“Rehabilitation in sudden onset disaster has many benefits, but there are [also] huge challenges,” said Cole, who has specialised in amputee rehabilitation for over 20 years.
She talked about how it is hard enough to get good quality rehabilitation services in the UK, let alone in a country with the fragility of security, conflict, disaster catastrophe, and where personnel – if they’re there – may be unequipped or have insufficient skills.
“The [local] teams were incredibly passionate and committed. They were mostly young and a lot of them didn’t have experience of multiple trauma even though the country had.”
Cole said it could be a challenge to help local teams deal with immediate problems with a view to patients’ long-term needs because the circumstances during the conflict meant that routine follow up appointments were not made.
However, there were also cultural barriers that affected the rehabilitation process.
“Whereas [in the UK] we try and encourage our patients to take responsibility for practicing their exercises, there culturally it was [expected] that somebody else would come and take care of them rather than us trying to encourage the patient to take greater responsibility to be functionally independent.”While Cole was in Gaza she was sometimes working from seven in the morning until nearly midnight preparing the workshops, for example. She said that the long, draining hours were part of what made the work attract volunteers with a personal commitment.
In the week before she first travelled to Gaza she took a hostile environment awareness training course, required of most staff deployed to conflict zones.
“Undoubtedly I had a few moments where I thought… is this a wise thing to do? [The course] did raise questions. It did make me think about what I was committing to. There was a lot of uncertainty and a lot of unknown about what we were going to meet in Gaza but the security training and the structure of Handicap International was very reassuring and supportive.”

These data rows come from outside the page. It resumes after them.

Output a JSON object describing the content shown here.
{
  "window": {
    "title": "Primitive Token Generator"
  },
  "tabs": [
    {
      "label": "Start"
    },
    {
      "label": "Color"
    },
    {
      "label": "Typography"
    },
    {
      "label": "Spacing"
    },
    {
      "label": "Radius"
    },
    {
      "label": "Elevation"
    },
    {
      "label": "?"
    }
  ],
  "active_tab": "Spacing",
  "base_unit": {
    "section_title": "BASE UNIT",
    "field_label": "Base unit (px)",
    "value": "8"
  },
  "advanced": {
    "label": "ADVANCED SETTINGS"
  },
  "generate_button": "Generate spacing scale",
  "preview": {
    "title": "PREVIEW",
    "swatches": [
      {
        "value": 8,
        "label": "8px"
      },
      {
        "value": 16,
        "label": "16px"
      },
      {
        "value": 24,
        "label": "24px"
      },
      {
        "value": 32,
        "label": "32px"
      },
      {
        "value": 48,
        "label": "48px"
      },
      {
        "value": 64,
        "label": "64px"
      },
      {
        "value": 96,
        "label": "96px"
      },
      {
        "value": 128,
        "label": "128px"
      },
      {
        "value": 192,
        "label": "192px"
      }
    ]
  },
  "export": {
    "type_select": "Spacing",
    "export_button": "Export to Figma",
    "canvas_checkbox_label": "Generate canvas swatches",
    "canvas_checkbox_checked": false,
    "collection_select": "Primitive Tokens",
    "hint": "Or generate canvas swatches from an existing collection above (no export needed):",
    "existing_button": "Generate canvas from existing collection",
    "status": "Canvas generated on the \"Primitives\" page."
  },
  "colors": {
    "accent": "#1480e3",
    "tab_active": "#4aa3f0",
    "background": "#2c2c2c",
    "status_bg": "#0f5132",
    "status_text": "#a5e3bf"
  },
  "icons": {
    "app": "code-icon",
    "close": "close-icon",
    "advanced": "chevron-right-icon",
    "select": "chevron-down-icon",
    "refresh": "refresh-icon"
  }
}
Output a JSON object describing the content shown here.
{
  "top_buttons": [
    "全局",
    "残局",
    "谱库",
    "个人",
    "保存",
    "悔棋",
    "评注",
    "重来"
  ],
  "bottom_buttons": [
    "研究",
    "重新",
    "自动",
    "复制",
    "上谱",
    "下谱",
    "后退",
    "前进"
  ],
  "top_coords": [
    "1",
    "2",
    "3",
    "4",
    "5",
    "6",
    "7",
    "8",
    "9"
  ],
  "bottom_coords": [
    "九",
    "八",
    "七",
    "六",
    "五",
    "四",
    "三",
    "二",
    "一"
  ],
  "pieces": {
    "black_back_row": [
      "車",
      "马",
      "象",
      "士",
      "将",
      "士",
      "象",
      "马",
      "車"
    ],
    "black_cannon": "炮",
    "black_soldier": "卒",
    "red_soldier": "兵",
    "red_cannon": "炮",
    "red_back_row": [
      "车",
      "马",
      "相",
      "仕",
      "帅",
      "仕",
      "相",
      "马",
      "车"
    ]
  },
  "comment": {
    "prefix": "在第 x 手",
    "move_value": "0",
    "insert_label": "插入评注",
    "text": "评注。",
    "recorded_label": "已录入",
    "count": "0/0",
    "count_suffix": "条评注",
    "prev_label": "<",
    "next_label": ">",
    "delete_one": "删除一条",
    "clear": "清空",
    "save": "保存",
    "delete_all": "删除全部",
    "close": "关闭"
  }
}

Cole said she did not feel as though she could simply walk around and take photos of Gaza, as she normally would have done in a new place, she said she found the whole experience taught her a lot about herself in terms of cultural sensitivity.
“What was really important was that we had to be sensitive. What right did we have to come and tell them what to do? It was really important that we were facilitating and enabling them.”
Having now been acknowledged by David Cameron for her work, Cole is now hoping to research the impact that her and her colleagues have made in Gaza. She has also been asked by third year KU Physiotherapy students to give a talk on her work.
She said she still feels emotional thinking back on her experience and explained that one of the biggest challenges of the whole experience was limitation posed by time.
“We were there for such a short period of time and you wanted to do more,” she said. “Two weeks, logistically, that’s a short space of time and you just wish you could be there longer.”
Despite that, the graciousness and warmth of the people of Gaza remains with her and is one of the most positive things she takes away from her short time there. She said she was surprised at how accepting Gazans were, despite what they had just gone through.
“You would ask them what they hope for the future and they were pretty pragmatic. They don’t know what the future holds, they simply don’t know. But nowhere did I hear anybody complaining. They’re almost accepting – regretful – but accepting of the situation.”
She went on to say that she plans to stay on the trauma register for the considerable future as, when she doesn’t have commitments at home or at her job, she would like to spend six months embedded in a different country and using her specialist clinical skills to support services abroad.
“Would I do it again? Yes I would,” she said confidently. “I hope it wouldn’t be in a situation post-conflict, but yes, I would definitely do it.”